A lot of people had high hopes for WWE’s cruiserweights back in 2016.
The Cruiserweight Classic tournament was a success, prompting the signing of Mustafa Ali, Cedric Alexander and others. Buzz from the CWC drove interest in the launch of 205 Live, a standalone series focused on the division. That show, and the purple Cruiserweight championship it was built around, was featured on Raw at its launch, and seemed to hold at least a portion of the fanbase’s attention for the first year or so of its existence. But as the audience came to realize WWE was treating 205 Live as literal pre-show material, interest from all sides waned to the point the show’s become “NXT Dark” - but with less promotion than AEW’s YouTube shows.
What happened? Some would argue there’s just not enough interest in a show about smaller workers, regardless of their skill level. Maybe they’re right. But in an interview with Chris Van Vliet, Tony Nese’s insight as someone who was a part of WWE’s most recent cruiserweight scene for most of its existence paints 205 Live as failing because of Vince McMahon and Triple H’s competing visions.

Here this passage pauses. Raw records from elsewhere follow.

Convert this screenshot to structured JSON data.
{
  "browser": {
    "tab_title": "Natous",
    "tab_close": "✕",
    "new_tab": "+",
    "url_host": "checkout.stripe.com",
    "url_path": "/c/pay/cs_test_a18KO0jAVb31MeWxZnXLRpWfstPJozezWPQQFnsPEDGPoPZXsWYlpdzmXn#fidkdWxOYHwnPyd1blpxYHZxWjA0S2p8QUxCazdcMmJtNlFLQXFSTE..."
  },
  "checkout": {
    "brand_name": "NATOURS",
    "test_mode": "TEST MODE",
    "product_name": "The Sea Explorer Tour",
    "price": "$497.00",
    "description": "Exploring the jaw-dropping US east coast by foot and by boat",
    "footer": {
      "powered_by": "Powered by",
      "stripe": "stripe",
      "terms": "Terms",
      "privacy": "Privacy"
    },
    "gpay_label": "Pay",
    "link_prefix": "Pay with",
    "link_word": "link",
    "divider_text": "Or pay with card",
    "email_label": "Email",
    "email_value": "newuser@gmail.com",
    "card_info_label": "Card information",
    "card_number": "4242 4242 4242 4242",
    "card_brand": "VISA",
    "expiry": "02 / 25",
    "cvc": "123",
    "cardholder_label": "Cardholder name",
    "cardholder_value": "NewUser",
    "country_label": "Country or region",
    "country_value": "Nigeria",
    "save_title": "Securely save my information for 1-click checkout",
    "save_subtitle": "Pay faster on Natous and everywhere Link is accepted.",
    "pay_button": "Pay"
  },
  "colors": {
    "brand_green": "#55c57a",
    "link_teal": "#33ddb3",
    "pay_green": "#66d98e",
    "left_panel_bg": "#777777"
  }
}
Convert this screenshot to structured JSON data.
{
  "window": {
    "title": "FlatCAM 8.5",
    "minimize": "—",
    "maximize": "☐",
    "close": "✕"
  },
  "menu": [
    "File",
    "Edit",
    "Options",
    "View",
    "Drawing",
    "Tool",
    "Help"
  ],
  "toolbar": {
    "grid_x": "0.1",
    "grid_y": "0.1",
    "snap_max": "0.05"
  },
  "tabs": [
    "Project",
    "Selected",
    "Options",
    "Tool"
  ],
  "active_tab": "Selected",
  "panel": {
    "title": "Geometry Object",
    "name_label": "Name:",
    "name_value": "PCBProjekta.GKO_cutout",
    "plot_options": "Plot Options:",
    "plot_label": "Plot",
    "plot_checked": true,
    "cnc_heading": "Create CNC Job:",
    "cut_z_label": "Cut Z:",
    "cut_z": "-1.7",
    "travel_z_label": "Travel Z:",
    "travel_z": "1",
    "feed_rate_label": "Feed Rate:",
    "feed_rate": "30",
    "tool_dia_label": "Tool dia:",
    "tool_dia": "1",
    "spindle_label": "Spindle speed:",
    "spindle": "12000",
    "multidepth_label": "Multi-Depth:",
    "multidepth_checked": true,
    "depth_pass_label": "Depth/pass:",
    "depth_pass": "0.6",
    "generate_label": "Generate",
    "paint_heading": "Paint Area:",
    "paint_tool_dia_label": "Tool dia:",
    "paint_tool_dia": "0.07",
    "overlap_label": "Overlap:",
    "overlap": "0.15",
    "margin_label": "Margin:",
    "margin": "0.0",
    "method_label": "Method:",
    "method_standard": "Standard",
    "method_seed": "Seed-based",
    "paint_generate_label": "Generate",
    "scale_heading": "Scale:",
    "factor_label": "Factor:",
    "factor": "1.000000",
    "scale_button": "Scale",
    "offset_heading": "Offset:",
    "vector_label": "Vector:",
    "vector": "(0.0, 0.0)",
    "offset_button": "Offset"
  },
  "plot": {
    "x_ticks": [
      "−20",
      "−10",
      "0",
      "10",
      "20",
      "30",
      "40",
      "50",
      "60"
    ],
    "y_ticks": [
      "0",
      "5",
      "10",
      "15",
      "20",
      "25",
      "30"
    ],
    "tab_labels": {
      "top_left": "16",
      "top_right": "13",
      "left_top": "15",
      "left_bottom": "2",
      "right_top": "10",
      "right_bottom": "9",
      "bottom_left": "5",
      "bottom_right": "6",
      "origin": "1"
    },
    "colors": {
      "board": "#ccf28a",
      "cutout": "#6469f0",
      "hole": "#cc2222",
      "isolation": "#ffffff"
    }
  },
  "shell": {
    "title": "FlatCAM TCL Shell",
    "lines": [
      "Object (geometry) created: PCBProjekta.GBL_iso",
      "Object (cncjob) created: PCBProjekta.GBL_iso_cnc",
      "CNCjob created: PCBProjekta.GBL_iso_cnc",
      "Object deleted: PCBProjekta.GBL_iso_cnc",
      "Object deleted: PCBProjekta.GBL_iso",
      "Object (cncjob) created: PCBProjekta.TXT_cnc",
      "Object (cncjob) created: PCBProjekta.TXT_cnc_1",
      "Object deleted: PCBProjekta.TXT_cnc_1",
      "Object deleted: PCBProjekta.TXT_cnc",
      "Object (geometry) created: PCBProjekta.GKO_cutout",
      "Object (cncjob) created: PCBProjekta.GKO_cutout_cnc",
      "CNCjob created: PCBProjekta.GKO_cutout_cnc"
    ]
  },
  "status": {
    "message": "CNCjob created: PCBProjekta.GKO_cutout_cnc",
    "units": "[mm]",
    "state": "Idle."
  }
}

“We would always say that we were in this wrestling purgatory. Even though I was there, when it comes to the company’s decisions, I’m on the outside looking in. This is all speculation, but it seemed like they had an idea for the show. It was Triple H’s idea, it was his baby. He wanted the show to have a yearly tournament, win/loss records, all that stuff. He wanted it to have a different feel. As soon as it was announced that the cruiserweights would be a part of Raw, that was where Vince was like, ‘No, it’s my show now.’ All that other stuff went out the window. We even joked about it. We said, ‘This is Raw lite.’ We got our backs against the wall after all the stars competed.
“So Vince had control, but after a while, he was like, I’m done playing with this toy. He gave it back to Triple H, who was like, you’re Vince’s boys now. You are tainted to me. This is my speculation, but it feels like Triple H didn’t care about it either. We were in this limbo of the show, it had to be booked, but they were just like, whatever, put whatever on and just move on. No matter how much we would fight, they were just like, have a good match and that’s it.”
Would Triple H’s initial vision for the purple brand have been a hit? It’s impossible to know, but I’d argue it would have had a better chance at success that the “Raw but with smaller guys” product we got... especially in a pre-AEW world where there wasn’t another easily accessible show offering things like win/loss records and workrate-first matches.
It’s also interesting to view Nese’s account of and speculation about what happened to 205 Live in light of what’s going on this year with NXT. With a live, two hour television spot, it seems unlikely everyone in power at WWE will give up on their third brand. But who knows?
Let us know what you make of all this, Cagesiders.
H/T: WrestlingNews.co for transcription